Having swollen feet and ankles is a common problem, especially at this time of year when temperatures are climbing. The swelling is caused by an accumulation of fluid: you might hear your podiatrist refer to this problem by its medical name, oedema. You develop oedema if fluid leaks from tiny blood vessels called capillaries into the surrounding tissue. Your feet and ankles are particularly prone to swelling due to the effect of gravity – it’s difficult for your circulatory system to carry the build-up of fluid away from these areas.
When your feet and ankles are puffy, the skin may look overstretched and shiny. The swelling makes you feel uncomfortable and stiff, so it’s more challenging than usual to be active. Your normal shoes and hosiery could well get too tight, in which case wearing them may lead to blisters and sores.
Swollen Feet and Ankles – Common Causes
- Hot weather – blood vessels expand, allowing heat to escape in order to help you cool down. However, fluid can easily escape too and flood your tissue.
- Sitting or standing for long periods – being stationary leads to poorer circulation and fluid pooling in your feet and ankles.
- Being overweight or obese – excess weight puts your lower limbs and circulation under strain, which makes fluid build-ups more likely.
- Ageing – as you get older, your circulatory system gets weaker. You’re therefore more susceptible to swollen feet and ankles.
- Eating too much salt – adults should consume less than six grams per day to help protect their circulation. Consuming too much disrupts your normal salt/water balance; your body tries to compensate by holding onto more fluid than it should.
- Side effect of some medications – you may develop oedema when taking certain prescription drugs, such as steroids and blood pressure tablets.
- Pregnancy – an expectant mother’s body retains more water than usual, while the weight of the baby can impair the circulation in her lower limbs, making swollen feet and ankles more likely.
Tips for Reducing the Swelling at Home
There are various ways you can try to relieve swollen feet and ankles. The aim is to boost your circulation and encourage blood vessels to reabsorb the fluid and carry it away.

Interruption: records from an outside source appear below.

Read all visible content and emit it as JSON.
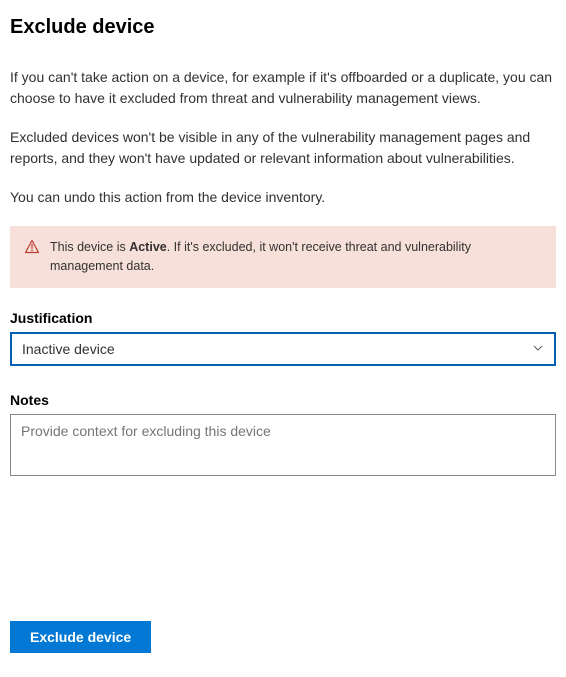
{
  "title": "Exclude device",
  "description": {
    "p1": "If you can't take action on a device, for example if it's offboarded or a duplicate, you can choose to have it excluded from threat and vulnerability management views.",
    "p2": "Excluded devices won't be visible in any of the vulnerability management pages and reports, and they won't have updated or relevant information about vulnerabilities.",
    "p3": "You can undo this action from the device inventory."
  },
  "alert": {
    "prefix": "This device is ",
    "status": "Active",
    "suffix": ". If it's excluded, it won't receive threat and vulnerability management data."
  },
  "justification": {
    "label": "Justification",
    "selected": "Inactive device"
  },
  "notes": {
    "label": "Notes",
    "placeholder": "Provide context for excluding this device"
  },
  "submit": {
    "label": "Exclude device"
  }
}
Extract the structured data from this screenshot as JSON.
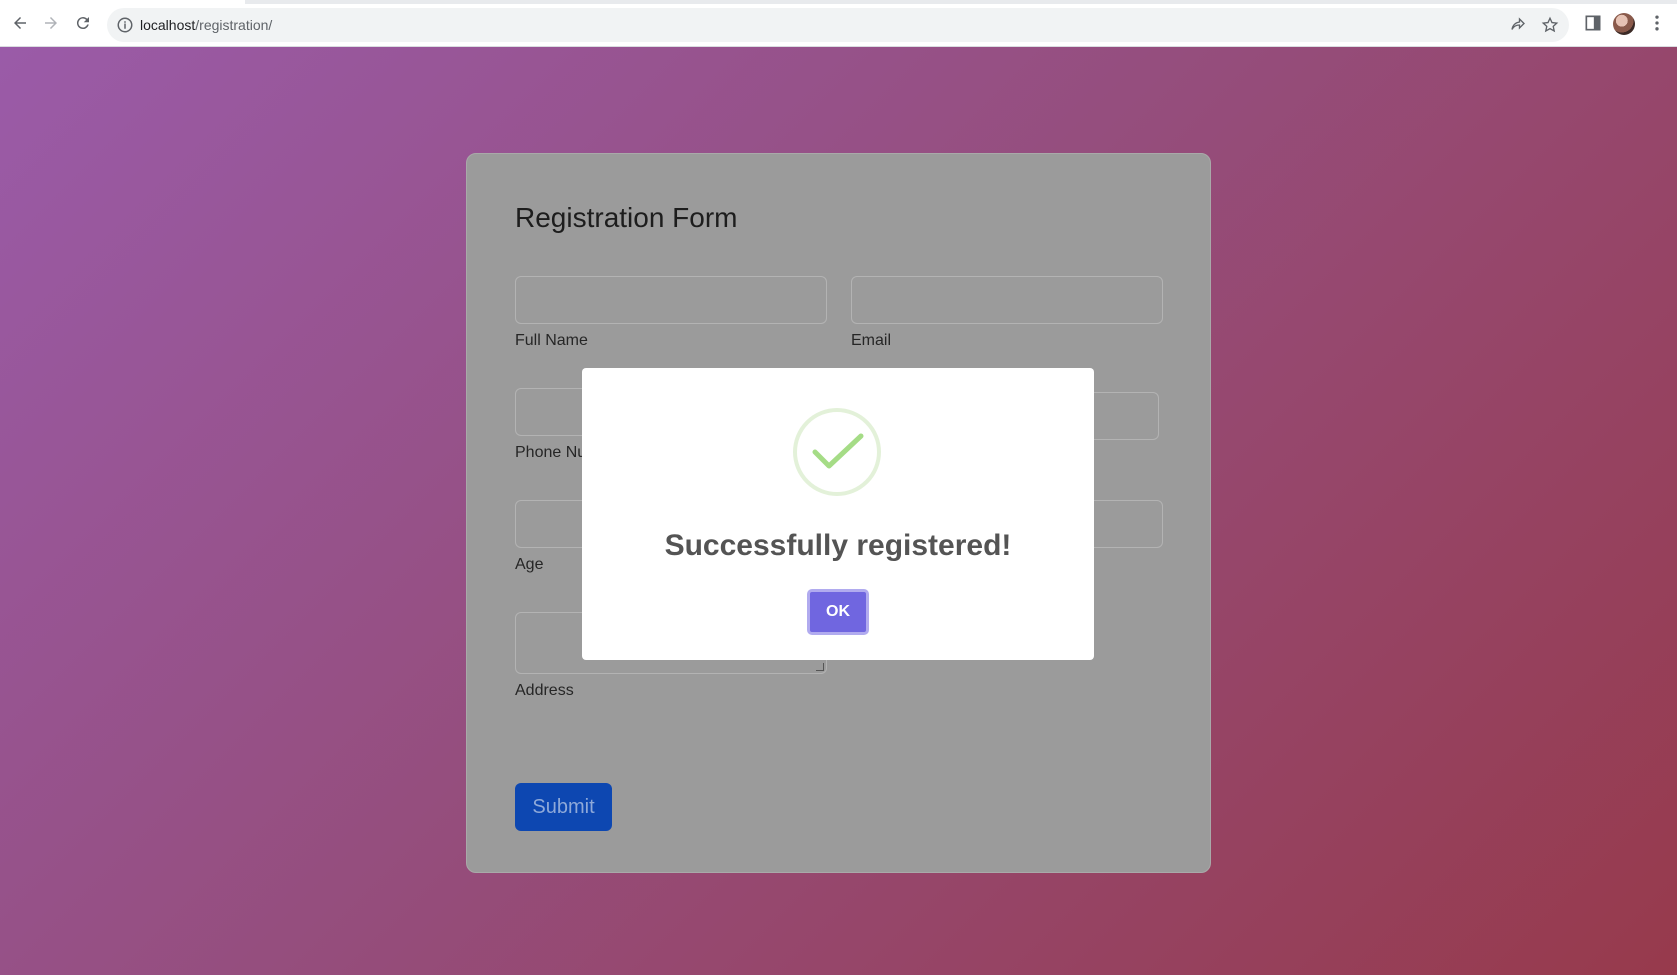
{
  "browser": {
    "url_host": "localhost",
    "url_path": "/registration/"
  },
  "form": {
    "title": "Registration Form",
    "fields": [
      {
        "label": "Full Name",
        "value": ""
      },
      {
        "label": "Email",
        "value": ""
      },
      {
        "label": "Phone Nu",
        "value": ""
      },
      {
        "label": "Age",
        "value": ""
      },
      {
        "label": "Address",
        "value": ""
      }
    ],
    "submit_label": "Submit"
  },
  "modal": {
    "message": "Successfully registered!",
    "ok_label": "OK"
  }
}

- Raise your feet and ankles a little above heart level – you could lie down and rest them on pillows for half an hour. Gravity will help to move the fluid.
- Massage swollen areas – apply light pressure, working upwards from your feet.
- Try gentle exercise – lie on an exercise mat, raise your legs and make a pedalling motion, as if you’re riding a bike. Swimming can help too.
- Enjoy a footbath – place your feet and ankles in a bowl of warm water and Epsom salts to soothe them and improve blood flow. (Please note: diabetics shouldn’t soak their feet.)
- Take regular breaks if you have to stand or sit for long hours – ideally go for a walk.
- Reduce your salt intake, if you consume more than six grams per day, by avoiding foods such as crisps, microwave meals and cooking sauces.
- Stay well hydrated – drink about two litres of water per day. Your body ends up holding onto more fluid than it should if you’re dehydrated.
- Wear comfortable, breathable shoes – this isn’t the time to be squeezing your feet into impractical footwear. You may need slightly bigger socks – wear some that cool feet by wicking away sweat.
Expert Help for Foot and Ankle Swelling
At-home remedies can help you to manage foot and ankle swelling, but if the problem lasts more than a few days or you find it very frustrating, do see our podiatry team for a professional examination, advice and treatment. We can also help you to decide if compression socks (which can prevent further episodes of swelling) are right for you.
It may be the case that the swelling is a sign of an underlying health problem; for example, an injury, infection, blood vessel damage or Charcot foot. So it’s important that you get professional help.
There’s a small chance that foot and ankle swelling points to a life-threatening condition such as a blood clot. If the swelling is sudden and severe, is accompanied by other symptoms such as pain or affects only one side of the body, seek emergency medical assistance.
But please keep in mind that such emergencies are relatively rare and oedema can usually be managed at home and with help from your podiatrist.